The menu at Hampton + Hudson does not only list wine pairings for everything, but also beer and cocktail pairings, and you can find all three types of beverages here on tap. There are several vegan options, plus gluten-free items in every section of the menu.
A neighborhood place should allow enough kinds of food and drink to suit all the neighbors, and even still, Hampton + Hudson asks patrons to reach inside themselves for a more optimistic interpretation of comfort food than the traditional expectation of lowest common denominators at a local dive.
For example, there are real flowers on the tables. No big deal, but after a long day at work when I’d really like somebody else to cook dinner for me, sniffing a sunflower in a Mason jar as I await my meal reminds me to keep my head up. Don’t worry, gentlemen, there are plenty of televisions. This is a space where you definitely can sit at the bar and enjoy talking to strangers about the game. There have been some events catering to soccer lovers and they also host a team trivia night for those in search of mental exercise.
The bar runs most of the length of the main dining room, with lots of seating as well as standing room, but if you’re not in the mood to socialize, Hampton + Hudson respects that. There’s a covered patio as well as a smaller room full of booths, and the main dining room tables give the bar a wide berth. Combined with the giant picture windows overlooking a sunny courtyard, this is a recipe for spaciousness where you could jam a lot of people in here before the place feels too packed.
Even if you’re not in the neighborhood, the food and service are worth a little trip. This menu touches all the bases: small plates for sharing, classic diner entrees, delicatessen faves, side and salads, a couple of items that can pass for breakfast.
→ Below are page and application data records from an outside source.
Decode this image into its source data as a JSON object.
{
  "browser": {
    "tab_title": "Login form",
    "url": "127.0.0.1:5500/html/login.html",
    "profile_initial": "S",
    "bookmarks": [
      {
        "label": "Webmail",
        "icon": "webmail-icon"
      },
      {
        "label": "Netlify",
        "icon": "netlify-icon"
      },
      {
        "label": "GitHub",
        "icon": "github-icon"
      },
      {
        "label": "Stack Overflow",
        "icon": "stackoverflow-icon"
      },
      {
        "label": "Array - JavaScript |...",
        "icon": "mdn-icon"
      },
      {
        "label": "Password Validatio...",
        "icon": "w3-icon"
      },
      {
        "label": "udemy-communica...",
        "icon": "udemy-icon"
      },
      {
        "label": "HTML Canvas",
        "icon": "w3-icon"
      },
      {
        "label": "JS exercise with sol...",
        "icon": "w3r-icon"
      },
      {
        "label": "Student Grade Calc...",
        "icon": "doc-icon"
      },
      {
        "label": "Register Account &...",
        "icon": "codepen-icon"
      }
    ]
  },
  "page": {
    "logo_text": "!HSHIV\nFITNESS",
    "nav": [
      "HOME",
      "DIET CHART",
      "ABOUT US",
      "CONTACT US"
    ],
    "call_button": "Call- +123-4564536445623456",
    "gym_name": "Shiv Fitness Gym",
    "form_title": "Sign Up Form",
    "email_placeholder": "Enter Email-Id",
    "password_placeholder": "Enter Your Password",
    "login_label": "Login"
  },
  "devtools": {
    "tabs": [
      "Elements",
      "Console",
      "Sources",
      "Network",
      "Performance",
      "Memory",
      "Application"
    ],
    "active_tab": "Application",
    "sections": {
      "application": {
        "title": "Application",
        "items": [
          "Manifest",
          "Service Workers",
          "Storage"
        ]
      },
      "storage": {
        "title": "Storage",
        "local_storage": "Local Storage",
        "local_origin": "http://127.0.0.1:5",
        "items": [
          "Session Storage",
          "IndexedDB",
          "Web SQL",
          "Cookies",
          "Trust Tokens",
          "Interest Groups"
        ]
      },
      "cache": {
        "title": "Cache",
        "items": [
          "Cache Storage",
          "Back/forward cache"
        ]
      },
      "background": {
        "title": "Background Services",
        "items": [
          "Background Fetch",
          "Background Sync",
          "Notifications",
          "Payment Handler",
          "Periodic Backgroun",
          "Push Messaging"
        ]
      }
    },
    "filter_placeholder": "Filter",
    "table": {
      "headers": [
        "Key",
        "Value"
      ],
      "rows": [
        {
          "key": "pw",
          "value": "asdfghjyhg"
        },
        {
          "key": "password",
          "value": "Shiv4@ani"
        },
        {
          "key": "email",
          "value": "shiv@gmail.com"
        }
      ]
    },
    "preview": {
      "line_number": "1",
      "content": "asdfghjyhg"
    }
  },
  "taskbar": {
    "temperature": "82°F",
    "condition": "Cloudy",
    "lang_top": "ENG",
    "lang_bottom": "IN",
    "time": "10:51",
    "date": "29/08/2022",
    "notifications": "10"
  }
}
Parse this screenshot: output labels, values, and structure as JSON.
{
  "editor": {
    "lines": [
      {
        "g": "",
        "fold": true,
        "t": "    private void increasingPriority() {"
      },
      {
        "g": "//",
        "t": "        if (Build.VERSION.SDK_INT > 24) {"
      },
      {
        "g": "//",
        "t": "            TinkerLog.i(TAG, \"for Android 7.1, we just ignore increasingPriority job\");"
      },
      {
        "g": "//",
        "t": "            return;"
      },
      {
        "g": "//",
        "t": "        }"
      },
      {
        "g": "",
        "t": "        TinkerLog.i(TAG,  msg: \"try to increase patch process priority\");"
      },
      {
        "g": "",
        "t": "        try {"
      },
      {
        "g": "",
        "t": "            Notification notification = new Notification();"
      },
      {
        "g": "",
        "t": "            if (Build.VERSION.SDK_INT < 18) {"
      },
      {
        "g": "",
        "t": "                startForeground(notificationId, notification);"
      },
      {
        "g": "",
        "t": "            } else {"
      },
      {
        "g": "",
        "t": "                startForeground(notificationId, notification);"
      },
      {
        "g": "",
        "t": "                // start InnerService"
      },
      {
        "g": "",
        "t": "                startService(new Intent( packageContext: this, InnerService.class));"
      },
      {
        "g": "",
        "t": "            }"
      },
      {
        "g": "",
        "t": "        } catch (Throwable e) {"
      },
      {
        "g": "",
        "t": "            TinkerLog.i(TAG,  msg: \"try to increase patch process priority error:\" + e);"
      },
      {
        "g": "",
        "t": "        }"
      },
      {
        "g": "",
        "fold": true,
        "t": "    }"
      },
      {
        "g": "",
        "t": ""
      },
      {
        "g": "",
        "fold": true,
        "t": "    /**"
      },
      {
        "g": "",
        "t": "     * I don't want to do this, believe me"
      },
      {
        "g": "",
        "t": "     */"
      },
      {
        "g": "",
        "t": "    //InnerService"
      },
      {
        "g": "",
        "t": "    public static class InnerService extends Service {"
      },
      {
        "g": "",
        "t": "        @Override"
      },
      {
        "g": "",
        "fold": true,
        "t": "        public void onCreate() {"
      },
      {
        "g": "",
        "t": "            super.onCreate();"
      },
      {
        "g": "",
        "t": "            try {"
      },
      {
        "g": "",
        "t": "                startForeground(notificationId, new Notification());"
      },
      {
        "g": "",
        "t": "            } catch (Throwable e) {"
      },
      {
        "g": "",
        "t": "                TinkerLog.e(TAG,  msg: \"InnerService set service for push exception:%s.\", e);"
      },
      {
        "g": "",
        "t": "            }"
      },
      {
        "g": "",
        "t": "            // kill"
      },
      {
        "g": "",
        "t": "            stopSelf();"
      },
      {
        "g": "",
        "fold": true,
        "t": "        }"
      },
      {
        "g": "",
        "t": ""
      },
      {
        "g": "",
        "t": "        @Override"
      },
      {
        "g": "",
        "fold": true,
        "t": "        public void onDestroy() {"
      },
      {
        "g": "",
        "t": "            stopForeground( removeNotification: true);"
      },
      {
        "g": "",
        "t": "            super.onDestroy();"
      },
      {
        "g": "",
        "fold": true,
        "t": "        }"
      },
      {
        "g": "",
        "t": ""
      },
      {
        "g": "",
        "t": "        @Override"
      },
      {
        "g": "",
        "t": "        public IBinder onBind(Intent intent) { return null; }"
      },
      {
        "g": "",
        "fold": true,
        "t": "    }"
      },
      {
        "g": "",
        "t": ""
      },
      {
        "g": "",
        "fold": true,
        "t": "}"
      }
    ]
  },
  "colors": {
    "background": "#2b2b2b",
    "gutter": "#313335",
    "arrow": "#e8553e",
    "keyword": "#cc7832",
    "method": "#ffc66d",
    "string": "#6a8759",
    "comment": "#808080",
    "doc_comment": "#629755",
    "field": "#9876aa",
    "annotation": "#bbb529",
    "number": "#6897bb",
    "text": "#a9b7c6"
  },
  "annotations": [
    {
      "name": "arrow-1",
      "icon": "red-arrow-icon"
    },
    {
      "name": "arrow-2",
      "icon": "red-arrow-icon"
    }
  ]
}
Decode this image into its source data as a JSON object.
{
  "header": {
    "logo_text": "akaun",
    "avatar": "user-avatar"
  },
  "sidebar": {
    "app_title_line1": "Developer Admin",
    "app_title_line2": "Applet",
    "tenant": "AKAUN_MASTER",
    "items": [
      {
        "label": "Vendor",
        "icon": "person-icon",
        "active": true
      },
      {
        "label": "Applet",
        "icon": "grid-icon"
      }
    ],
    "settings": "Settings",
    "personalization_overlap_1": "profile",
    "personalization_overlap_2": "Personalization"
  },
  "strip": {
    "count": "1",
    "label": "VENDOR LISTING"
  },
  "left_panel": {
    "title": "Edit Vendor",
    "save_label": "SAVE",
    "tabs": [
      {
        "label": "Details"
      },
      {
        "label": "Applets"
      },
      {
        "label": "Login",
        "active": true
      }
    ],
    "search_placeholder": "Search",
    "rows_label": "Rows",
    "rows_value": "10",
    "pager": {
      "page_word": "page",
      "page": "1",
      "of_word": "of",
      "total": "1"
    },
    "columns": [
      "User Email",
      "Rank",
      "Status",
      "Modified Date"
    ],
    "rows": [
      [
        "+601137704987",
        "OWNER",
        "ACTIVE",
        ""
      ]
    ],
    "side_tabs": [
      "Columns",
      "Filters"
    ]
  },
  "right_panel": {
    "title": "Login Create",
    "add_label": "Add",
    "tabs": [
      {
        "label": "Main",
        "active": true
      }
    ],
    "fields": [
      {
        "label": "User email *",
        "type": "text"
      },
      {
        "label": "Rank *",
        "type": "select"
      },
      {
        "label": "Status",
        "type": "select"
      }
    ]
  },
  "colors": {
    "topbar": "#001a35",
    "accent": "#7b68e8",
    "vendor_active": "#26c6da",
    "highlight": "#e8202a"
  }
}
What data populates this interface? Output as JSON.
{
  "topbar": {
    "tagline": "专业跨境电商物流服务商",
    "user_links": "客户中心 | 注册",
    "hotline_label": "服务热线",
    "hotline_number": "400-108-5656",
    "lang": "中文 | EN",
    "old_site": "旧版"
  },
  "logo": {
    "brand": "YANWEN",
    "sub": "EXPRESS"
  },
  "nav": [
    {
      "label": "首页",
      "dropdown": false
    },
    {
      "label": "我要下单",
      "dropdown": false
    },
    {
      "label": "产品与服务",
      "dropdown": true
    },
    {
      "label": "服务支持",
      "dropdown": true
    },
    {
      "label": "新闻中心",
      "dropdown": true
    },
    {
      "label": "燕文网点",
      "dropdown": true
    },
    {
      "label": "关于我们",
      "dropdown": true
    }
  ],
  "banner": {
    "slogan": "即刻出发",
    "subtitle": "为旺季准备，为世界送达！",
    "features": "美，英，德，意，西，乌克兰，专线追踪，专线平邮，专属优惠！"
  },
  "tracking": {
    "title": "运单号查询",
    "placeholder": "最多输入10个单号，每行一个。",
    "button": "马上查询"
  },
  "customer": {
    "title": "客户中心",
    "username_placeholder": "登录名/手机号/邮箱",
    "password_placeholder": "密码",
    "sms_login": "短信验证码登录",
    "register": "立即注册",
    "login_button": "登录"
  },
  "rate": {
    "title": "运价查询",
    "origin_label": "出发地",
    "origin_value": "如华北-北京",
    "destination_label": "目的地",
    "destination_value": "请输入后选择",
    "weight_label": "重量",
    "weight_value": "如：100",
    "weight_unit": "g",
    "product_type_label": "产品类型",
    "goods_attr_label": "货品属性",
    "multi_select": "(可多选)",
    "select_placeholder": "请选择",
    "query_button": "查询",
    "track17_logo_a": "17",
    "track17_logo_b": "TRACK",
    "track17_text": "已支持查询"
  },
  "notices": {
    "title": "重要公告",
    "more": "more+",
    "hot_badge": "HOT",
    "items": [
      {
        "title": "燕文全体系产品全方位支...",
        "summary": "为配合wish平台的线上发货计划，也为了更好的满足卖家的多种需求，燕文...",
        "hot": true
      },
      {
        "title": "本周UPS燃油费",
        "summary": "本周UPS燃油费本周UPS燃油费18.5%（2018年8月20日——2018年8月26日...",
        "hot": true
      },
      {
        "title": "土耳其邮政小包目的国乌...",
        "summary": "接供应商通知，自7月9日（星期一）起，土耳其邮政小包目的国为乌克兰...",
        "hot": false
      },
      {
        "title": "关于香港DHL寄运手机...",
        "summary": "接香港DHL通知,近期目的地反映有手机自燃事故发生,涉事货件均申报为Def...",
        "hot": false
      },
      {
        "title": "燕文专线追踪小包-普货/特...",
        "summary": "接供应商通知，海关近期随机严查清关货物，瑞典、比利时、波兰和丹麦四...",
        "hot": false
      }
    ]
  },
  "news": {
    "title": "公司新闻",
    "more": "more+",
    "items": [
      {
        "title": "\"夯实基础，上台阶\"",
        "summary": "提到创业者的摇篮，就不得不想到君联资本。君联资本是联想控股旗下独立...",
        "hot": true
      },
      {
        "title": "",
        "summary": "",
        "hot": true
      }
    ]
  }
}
If you’re in the mood for Southern comforts, go for the hot chicken biscuit sliders nestled in cast iron. If you’re still trying to sneak in something like brunch, go for the lox toast, which is actually on an everything bagel. If you just want to stay on trend, order the avocado toast that actually foregrounds ricotta and radishes or order the charred octopus. If you have the kids with you, order some mac and cheese that’s normal enough for a toddler to eat but interesting enough for you to finish whatever is left when the kid is through. The only thing I ordered that was boring and predictable turned out to be the fish and chips, but on a Tuesday night after a meeting runs too long, even that has its place.
All the dishes were fresh, locally sourced, properly cooked, put together and plated with care, and of above average deliciousness for a neighborhood place. There were three dishes that really stood out as excellent. One was the waygu pastrami and kraut, a delicate, salty stack of goodness that warmed the heart and taste-buds of my wife, who grew up on Long Island deli sandwiches.
Another was the steak tartare tacos with potato chip shell. It sounds like a gimmick but the shell is really very sturdy and the total effect was delicious. I could’ve eaten a dozen of those and gone home happy. The last was a dessert called a Tennessee tea cake that came with a heavy coconut crust and a generous helping of fresh blueberries alongside a scoop from Queen of Cream.
Whatever version of casual dining you’re into, Hampton + Hudson will deliver with ease. The service is attentive but not obtrusive, intelligent but not chatty unless you so desire. Billy and Jenn Streck have once again gambled well in asking us to elevate our daily selves an inch, just as they did with Cypress Street Pint and Plate.
Hampton + Hudson is located at 299 N. Highland Ave. in the Inman Quarter development. For more information, visit hamptonandhudson.com.
Megan Volpert lives in Decatur, teaches in Roswell and writes books about popular culture.